# [MATERIAL SUPPLIED]
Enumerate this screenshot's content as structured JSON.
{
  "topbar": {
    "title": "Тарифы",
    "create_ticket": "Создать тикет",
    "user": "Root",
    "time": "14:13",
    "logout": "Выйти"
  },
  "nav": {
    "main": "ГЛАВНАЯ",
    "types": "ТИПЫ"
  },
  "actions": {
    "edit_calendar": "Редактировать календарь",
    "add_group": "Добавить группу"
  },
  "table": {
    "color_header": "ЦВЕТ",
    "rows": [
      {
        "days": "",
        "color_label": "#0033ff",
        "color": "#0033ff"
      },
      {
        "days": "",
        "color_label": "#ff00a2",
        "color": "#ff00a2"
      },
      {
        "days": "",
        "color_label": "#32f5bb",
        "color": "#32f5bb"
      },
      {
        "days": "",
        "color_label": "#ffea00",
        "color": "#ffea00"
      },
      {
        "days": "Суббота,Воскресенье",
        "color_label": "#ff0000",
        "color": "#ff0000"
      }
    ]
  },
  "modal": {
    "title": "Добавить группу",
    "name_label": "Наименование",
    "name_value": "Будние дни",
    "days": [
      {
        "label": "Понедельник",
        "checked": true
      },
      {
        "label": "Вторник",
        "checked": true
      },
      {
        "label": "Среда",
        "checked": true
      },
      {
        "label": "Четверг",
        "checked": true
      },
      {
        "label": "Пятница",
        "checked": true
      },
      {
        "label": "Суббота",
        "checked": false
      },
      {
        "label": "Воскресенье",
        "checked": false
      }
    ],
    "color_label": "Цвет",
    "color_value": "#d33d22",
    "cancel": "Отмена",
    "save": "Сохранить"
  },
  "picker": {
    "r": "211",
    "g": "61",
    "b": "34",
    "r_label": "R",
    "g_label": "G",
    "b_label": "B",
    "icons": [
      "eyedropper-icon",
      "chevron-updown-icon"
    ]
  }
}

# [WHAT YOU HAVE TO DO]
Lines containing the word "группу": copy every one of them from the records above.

# [OUTPUT]
    "add_group": "Добавить группу"
    "title": "Добавить группу",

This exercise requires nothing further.